There's following the horse, and then there's blatant pumping.
Your elbows need to be glued to your sides and your hand resting on the saddle pad, you're not pushing a shopping cart. In the rising trot try to rise smaller and not hump the air every trot stride. This is pushing her out of balance, onto the forehand and causing that slow flat trot. The less you can move, the more the horse is able to come up out and in front of your leg.
I disagree that your elbows need to be bent more. They need to be at whatever angle allows your upper arms to be glued to your body and your hand to be glued to your saddle pad or her withers. The elbow will then open and close to absorb or "follow" the horse's movement. That's the only following that we want. As far as the position of the hand, don't focus on thumbs up as clearly that doesn't work. Think about flexing the flexor carpi ulnaris muscle (google it) which pulls your pinky finger closer to your elbow. You'll notice that doing this with the thumbs pointed in it is almost painful, but with thumbs up is easy. From there think "pinkies UP" to keep rotating the hands outward.
I know there are people on here that disagree with that philosophy for arms and hands. However, soon, soon I will get a video up of a horse with a bad walk, who has been ridden with a stable hand since he has had contact (for only a few months) and the improvement in his walk and self carriage is immense. The horse has gone from w/t/c in a wild fashion to schooling at first level and playing with some second level in a very short time with a stable contact and increased gait quality.
Anyways. Your basic position is very good and I have only a few nitpicky issues with it (hand/arm position, as covered) but it is the functional equitation here that is causing your issues. In pictures or frames, you look good, but on video everything is very loud and big. Remember horses can feel a fly on their back and flick it off!! Try to be more and more quiet on her back and as much as I hate the word, be still or statuesque. Think of this until your habit is broken or until you are too passive. Riding habits fluctuate in a pendulum like fashion. You need to become too still before you can safely revert back to the "center" on the stillness scale. At this point I think you will find the horse more willing to go forward. And let her carry you!! Be dead weight sometimes! She will enjoy having a job and not being interfered with. Also work on the response to the leg. Be completely still and only apply leg. If there's no response then follow the normal progression of aids until you have a response. At some point she will realize that you are no longer doing all the work for her and that she needs to "buck up"!
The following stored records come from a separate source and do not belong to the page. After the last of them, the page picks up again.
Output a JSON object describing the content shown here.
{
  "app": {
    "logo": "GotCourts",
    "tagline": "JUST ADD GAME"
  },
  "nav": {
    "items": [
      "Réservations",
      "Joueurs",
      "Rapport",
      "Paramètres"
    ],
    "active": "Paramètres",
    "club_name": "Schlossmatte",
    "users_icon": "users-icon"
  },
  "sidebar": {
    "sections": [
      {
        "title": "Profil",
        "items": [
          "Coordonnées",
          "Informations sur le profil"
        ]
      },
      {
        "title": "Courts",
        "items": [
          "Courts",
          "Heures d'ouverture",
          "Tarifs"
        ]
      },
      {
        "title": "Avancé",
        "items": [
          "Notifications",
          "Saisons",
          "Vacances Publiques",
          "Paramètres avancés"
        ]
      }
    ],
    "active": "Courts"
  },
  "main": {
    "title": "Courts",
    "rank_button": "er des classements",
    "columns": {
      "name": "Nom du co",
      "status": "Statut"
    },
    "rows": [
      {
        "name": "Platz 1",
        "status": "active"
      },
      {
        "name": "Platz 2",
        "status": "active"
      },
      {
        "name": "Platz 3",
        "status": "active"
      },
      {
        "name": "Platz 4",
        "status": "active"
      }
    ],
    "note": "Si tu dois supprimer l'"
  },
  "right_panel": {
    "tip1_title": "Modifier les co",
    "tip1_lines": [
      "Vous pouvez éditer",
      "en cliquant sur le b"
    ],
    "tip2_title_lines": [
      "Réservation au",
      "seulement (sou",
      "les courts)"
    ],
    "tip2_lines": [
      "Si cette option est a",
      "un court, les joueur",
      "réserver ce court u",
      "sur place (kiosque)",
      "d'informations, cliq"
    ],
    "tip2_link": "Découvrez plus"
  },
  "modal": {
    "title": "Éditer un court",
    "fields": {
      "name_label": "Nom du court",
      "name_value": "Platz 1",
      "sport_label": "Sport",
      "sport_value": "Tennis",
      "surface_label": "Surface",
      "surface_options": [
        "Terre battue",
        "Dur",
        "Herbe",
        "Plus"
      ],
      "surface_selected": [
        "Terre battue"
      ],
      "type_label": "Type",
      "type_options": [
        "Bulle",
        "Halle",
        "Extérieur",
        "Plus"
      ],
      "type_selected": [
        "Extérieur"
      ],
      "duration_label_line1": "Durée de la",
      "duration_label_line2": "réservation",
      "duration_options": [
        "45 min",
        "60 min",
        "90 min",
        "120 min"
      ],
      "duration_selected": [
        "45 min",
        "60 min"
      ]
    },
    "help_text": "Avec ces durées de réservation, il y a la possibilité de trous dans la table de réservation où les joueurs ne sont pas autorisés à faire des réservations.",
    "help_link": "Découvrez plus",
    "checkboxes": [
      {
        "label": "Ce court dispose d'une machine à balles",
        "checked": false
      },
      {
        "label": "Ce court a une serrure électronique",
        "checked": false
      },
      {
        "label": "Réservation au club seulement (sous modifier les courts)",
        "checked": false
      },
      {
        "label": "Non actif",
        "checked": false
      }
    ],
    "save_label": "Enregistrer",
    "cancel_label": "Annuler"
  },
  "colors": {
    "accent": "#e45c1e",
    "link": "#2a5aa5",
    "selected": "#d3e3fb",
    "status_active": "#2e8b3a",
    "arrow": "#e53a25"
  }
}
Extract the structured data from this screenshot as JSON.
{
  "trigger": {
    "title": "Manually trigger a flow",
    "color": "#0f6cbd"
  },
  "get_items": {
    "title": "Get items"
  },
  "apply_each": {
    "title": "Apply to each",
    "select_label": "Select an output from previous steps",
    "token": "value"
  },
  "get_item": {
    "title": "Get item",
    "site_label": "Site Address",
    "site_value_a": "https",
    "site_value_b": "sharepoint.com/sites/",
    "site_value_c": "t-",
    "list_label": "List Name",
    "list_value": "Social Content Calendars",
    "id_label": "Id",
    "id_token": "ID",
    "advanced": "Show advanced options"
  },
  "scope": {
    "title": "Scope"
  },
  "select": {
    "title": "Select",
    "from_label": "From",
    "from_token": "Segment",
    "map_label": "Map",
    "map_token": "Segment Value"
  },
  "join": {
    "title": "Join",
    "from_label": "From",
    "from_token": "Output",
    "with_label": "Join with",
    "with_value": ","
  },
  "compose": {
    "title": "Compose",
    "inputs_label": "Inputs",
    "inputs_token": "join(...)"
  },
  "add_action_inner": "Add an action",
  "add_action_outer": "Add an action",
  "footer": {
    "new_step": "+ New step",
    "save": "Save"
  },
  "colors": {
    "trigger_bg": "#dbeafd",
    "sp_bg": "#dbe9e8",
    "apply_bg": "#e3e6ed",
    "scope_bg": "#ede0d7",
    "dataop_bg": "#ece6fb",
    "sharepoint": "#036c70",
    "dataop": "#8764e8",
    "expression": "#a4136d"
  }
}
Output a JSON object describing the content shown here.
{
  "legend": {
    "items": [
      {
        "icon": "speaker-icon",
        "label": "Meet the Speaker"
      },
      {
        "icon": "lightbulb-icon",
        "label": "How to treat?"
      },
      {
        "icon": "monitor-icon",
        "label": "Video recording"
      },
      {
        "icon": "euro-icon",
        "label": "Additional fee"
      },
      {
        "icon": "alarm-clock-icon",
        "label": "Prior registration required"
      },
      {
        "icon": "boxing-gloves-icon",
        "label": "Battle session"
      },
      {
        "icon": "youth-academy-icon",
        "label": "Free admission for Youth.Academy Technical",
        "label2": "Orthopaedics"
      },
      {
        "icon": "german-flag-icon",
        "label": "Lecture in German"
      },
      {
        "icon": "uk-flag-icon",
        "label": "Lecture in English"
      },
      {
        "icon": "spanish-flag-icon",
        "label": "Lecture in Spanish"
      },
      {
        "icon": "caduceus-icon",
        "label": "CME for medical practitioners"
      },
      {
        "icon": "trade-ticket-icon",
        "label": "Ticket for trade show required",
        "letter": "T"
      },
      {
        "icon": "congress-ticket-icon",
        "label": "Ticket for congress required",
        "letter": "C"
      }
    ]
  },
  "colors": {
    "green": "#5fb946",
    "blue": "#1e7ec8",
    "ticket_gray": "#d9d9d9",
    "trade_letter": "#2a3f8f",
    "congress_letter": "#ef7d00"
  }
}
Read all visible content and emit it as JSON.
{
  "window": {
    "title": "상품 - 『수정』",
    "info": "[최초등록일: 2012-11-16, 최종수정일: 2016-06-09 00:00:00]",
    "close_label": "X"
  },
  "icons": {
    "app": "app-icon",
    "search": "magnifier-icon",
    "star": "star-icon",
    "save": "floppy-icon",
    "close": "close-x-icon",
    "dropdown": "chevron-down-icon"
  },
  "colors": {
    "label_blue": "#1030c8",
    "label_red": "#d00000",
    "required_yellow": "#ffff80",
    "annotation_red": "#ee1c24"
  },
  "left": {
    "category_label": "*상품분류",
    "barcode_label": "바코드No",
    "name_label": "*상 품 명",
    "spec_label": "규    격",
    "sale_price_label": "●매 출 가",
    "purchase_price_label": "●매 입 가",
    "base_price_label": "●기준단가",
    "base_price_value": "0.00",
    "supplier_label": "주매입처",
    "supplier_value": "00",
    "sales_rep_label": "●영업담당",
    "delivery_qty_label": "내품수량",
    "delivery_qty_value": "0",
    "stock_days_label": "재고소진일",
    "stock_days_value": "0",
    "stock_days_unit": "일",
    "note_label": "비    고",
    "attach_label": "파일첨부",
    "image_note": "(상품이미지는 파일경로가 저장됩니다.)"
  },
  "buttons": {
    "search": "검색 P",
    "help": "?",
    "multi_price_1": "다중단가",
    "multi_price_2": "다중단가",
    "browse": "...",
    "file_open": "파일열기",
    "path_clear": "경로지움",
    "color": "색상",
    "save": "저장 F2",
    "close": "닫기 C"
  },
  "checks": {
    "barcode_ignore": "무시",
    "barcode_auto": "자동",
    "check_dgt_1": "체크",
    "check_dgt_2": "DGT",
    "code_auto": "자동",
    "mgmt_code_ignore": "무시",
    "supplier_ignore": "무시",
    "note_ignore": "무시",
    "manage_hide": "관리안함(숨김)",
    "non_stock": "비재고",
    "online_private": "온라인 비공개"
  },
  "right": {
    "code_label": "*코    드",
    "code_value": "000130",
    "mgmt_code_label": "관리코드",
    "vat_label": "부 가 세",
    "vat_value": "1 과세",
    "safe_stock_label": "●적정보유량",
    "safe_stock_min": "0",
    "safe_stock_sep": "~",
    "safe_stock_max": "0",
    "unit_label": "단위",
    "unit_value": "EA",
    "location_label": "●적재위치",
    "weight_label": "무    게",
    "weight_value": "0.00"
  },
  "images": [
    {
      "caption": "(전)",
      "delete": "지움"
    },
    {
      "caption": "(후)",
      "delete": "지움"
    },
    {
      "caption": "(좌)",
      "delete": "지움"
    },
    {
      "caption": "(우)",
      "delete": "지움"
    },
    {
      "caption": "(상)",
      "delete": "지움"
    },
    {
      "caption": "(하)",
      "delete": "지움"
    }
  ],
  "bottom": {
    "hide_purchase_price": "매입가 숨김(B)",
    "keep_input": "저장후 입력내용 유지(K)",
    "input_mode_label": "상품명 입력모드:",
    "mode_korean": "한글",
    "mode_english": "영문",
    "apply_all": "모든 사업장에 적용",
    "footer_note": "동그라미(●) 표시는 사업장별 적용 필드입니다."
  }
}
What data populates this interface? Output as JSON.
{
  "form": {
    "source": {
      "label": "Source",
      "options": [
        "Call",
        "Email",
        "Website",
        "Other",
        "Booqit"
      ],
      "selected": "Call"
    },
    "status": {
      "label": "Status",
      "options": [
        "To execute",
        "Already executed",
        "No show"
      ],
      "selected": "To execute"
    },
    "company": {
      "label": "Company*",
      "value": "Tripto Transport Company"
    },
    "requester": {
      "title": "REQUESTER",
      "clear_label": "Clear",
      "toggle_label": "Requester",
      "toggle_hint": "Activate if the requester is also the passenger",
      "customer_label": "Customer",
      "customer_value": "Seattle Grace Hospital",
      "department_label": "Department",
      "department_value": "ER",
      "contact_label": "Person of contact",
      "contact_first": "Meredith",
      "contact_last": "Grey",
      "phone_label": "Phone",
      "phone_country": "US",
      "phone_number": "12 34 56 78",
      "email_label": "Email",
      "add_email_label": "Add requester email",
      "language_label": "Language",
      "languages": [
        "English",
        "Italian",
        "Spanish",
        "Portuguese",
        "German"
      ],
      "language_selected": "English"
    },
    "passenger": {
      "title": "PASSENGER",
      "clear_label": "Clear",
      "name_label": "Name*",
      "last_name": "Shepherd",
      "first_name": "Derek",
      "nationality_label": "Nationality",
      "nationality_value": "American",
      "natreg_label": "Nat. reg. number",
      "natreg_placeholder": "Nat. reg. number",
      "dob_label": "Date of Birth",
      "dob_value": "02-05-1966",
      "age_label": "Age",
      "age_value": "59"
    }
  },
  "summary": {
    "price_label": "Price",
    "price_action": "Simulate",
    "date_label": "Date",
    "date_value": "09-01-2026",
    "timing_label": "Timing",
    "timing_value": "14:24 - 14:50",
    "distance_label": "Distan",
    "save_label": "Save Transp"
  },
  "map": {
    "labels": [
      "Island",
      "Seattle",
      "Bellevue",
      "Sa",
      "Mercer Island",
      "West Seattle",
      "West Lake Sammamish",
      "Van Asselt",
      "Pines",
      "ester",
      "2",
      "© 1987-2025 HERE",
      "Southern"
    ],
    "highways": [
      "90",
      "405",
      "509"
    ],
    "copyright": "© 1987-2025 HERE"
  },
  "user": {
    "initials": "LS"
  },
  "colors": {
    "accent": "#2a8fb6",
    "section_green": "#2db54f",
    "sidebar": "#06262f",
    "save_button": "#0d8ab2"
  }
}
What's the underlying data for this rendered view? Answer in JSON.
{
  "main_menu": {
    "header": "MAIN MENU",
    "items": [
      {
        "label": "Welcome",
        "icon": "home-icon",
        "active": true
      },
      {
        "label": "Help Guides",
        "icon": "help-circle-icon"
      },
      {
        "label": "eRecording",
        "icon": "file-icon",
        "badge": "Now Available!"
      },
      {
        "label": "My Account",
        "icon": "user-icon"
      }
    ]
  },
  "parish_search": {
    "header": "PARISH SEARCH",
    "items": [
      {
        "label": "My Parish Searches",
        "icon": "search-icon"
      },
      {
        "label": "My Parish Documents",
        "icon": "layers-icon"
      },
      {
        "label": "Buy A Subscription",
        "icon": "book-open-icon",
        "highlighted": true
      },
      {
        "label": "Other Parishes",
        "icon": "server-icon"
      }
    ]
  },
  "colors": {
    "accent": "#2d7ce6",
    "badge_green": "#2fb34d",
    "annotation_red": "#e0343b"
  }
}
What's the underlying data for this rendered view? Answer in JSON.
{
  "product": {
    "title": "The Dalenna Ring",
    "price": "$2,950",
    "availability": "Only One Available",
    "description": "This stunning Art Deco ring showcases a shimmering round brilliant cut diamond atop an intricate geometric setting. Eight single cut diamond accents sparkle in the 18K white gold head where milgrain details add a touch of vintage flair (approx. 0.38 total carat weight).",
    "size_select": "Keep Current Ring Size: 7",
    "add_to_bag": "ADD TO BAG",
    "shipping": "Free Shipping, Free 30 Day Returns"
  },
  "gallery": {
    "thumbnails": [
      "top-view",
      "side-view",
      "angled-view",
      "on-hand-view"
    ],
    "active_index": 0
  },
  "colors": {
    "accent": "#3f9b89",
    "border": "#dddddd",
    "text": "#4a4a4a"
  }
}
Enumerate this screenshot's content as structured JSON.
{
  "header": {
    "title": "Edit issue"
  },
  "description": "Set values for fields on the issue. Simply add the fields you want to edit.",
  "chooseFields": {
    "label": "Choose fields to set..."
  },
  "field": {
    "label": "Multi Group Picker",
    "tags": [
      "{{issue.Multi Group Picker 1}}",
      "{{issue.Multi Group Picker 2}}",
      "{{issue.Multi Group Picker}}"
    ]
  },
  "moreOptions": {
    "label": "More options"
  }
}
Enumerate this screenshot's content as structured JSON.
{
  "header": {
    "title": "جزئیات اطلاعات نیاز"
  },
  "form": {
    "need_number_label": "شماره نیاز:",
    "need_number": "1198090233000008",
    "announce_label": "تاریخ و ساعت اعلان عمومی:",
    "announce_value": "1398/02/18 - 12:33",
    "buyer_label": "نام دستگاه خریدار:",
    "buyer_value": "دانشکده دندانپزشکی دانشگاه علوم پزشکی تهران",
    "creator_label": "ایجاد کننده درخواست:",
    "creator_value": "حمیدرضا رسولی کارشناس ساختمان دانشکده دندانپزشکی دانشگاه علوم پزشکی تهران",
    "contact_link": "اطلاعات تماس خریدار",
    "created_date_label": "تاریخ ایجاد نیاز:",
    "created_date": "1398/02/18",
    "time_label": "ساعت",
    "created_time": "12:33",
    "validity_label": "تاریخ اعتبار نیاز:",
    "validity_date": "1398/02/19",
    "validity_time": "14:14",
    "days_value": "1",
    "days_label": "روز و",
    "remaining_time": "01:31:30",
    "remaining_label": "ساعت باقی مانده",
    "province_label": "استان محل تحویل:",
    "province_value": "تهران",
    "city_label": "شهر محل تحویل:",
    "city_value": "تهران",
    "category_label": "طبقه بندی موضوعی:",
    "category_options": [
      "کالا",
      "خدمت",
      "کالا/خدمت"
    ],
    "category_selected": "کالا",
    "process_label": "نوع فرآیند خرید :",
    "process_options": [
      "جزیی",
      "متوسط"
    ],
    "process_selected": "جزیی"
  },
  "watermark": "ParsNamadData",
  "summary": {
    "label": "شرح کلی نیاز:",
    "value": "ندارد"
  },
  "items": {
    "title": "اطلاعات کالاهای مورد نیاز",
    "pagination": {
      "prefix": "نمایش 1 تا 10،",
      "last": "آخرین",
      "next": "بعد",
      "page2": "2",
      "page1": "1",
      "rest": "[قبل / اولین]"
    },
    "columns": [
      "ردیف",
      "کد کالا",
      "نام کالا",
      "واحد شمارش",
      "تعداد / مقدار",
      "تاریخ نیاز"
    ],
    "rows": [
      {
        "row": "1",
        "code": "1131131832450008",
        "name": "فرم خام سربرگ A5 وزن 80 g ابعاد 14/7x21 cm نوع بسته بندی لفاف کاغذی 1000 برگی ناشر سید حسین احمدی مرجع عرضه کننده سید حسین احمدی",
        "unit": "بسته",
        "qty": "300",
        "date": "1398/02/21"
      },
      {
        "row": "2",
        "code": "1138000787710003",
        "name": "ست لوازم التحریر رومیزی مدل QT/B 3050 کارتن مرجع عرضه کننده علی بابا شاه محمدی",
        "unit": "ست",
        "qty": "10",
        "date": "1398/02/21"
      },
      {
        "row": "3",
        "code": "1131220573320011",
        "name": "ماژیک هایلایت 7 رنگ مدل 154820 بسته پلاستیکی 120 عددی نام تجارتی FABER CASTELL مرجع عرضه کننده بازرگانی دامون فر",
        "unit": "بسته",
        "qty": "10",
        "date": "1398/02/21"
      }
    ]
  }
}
Good luck! I think your position is very good, now you need to enter the realm of functional equitation. Remember that the horse knows better than you how to walk, trot and canter. You have to let her do the gaits and just be a passenger.
They say money doesn't buy happiness -- well happiness doesn't buy horses!